__Required action__.
Write out each line of the entries below that holds the word "chơi".

__Data under study__.
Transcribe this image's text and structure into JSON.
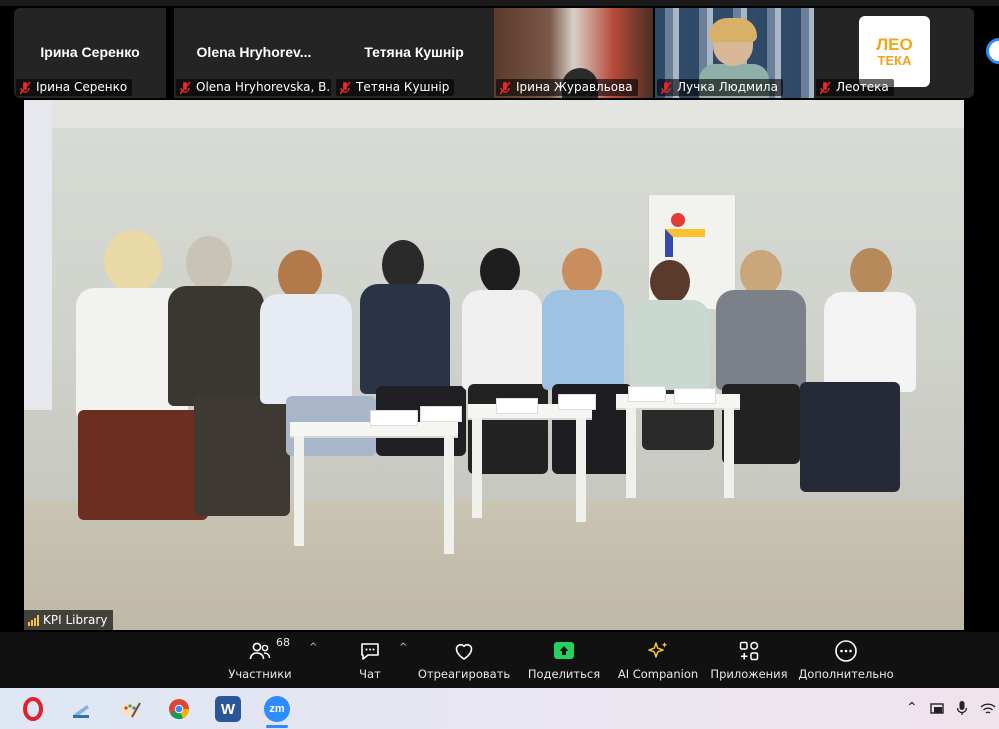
{
  "participants": [
    {
      "title": "Ірина Серенко",
      "label": "Ірина Серенко",
      "muted": true
    },
    {
      "title": "Olena  Hryhorev...",
      "label": "Olena Hryhorevska, B...",
      "muted": true
    },
    {
      "title": "Тетяна Кушнір",
      "label": "Тетяна Кушнір",
      "muted": true
    },
    {
      "title": "",
      "label": "Ірина Журавльова",
      "muted": true
    },
    {
      "title": "",
      "label": "Лучка Людмила",
      "muted": true
    },
    {
      "title": "",
      "label": "Леотека",
      "muted": true
    }
  ],
  "logo": {
    "line1": "ЛЕО",
    "line2": "ТЕКА"
  },
  "main_video": {
    "label": "KPI Library"
  },
  "toolbar": {
    "participants_label": "Участники",
    "participants_count": "68",
    "chat_label": "Чат",
    "react_label": "Отреагировать",
    "share_label": "Поделиться",
    "ai_label": "AI Companion",
    "apps_label": "Приложения",
    "more_label": "Дополнительно"
  },
  "taskbar": {
    "zoom_app": "zm"
  },
  "colors": {
    "share_green": "#23d160",
    "accent_blue": "#2d8cff",
    "mute_red": "#e02828"
  }
}
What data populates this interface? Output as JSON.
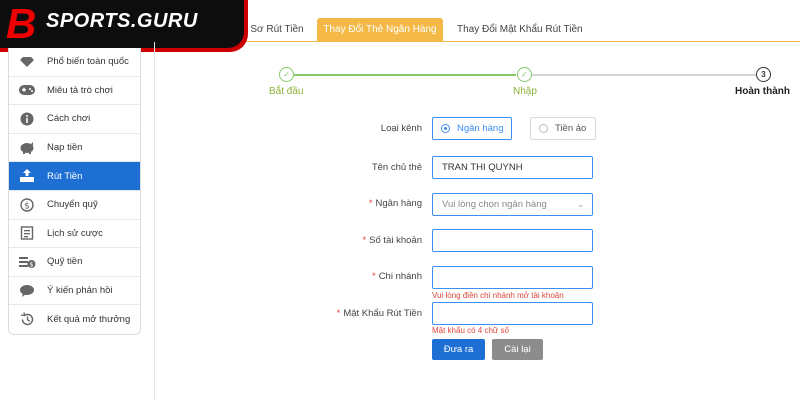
{
  "brand": {
    "logo_text": "SPORTS.GURU",
    "logo_letter": "B"
  },
  "top_tabs": [
    {
      "label": "ồ Sơ Rút Tiền",
      "active": false
    },
    {
      "label": "Thay Đổi Thẻ Ngân Hàng",
      "active": true
    },
    {
      "label": "Thay Đổi Mật Khẩu Rút Tiền",
      "active": false
    }
  ],
  "sidebar": {
    "items": [
      {
        "label": "Phổ biến toàn quốc",
        "icon": "diamond-icon"
      },
      {
        "label": "Miêu tả trò chơi",
        "icon": "gamepad-icon"
      },
      {
        "label": "Cách chơi",
        "icon": "info-icon"
      },
      {
        "label": "Nạp tiền",
        "icon": "piggy-bank-icon"
      },
      {
        "label": "Rút Tiền",
        "icon": "withdraw-icon",
        "active": true
      },
      {
        "label": "Chuyển quỹ",
        "icon": "dollar-circle-icon"
      },
      {
        "label": "Lịch sử cược",
        "icon": "history-list-icon"
      },
      {
        "label": "Quỹ tiền",
        "icon": "fund-icon"
      },
      {
        "label": "Ý kiến phản hồi",
        "icon": "chat-bubble-icon"
      },
      {
        "label": "Kết quả mở thưởng",
        "icon": "clock-history-icon"
      }
    ]
  },
  "steps": [
    {
      "label": "Bắt đầu",
      "status": "done",
      "marker": "✓"
    },
    {
      "label": "Nhập",
      "status": "done",
      "marker": "✓"
    },
    {
      "label": "Hoàn thành",
      "status": "current",
      "marker": "3"
    }
  ],
  "form": {
    "channel": {
      "label": "Loại kênh",
      "options": [
        "Ngân hàng",
        "Tiền ảo"
      ],
      "selected": "Ngân hàng"
    },
    "holder": {
      "label": "Tên chủ thẻ",
      "value": "TRAN THI QUYNH"
    },
    "bank": {
      "label": "Ngân hàng",
      "required": "*",
      "placeholder": "Vui lòng chọn ngân hàng"
    },
    "account": {
      "label": "Số tài khoản",
      "required": "*",
      "value": ""
    },
    "branch": {
      "label": "Chi nhánh",
      "required": "*",
      "value": "",
      "hint": "Vui lòng điền chi nhánh mở tài khoản"
    },
    "password": {
      "label": "Mật Khẩu Rút Tiền",
      "required": "*",
      "value": "",
      "hint": "Mật khẩu có 4 chữ số"
    },
    "submit_label": "Đưa ra",
    "reset_label": "Cài lại"
  },
  "colors": {
    "accent": "#1e6fd3",
    "tab_active": "#f4b847",
    "success": "#86c86a",
    "error": "#e0453a"
  }
}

__Exercise output__.
        "label": "Miêu tả trò chơi",
        "label": "Cách chơi",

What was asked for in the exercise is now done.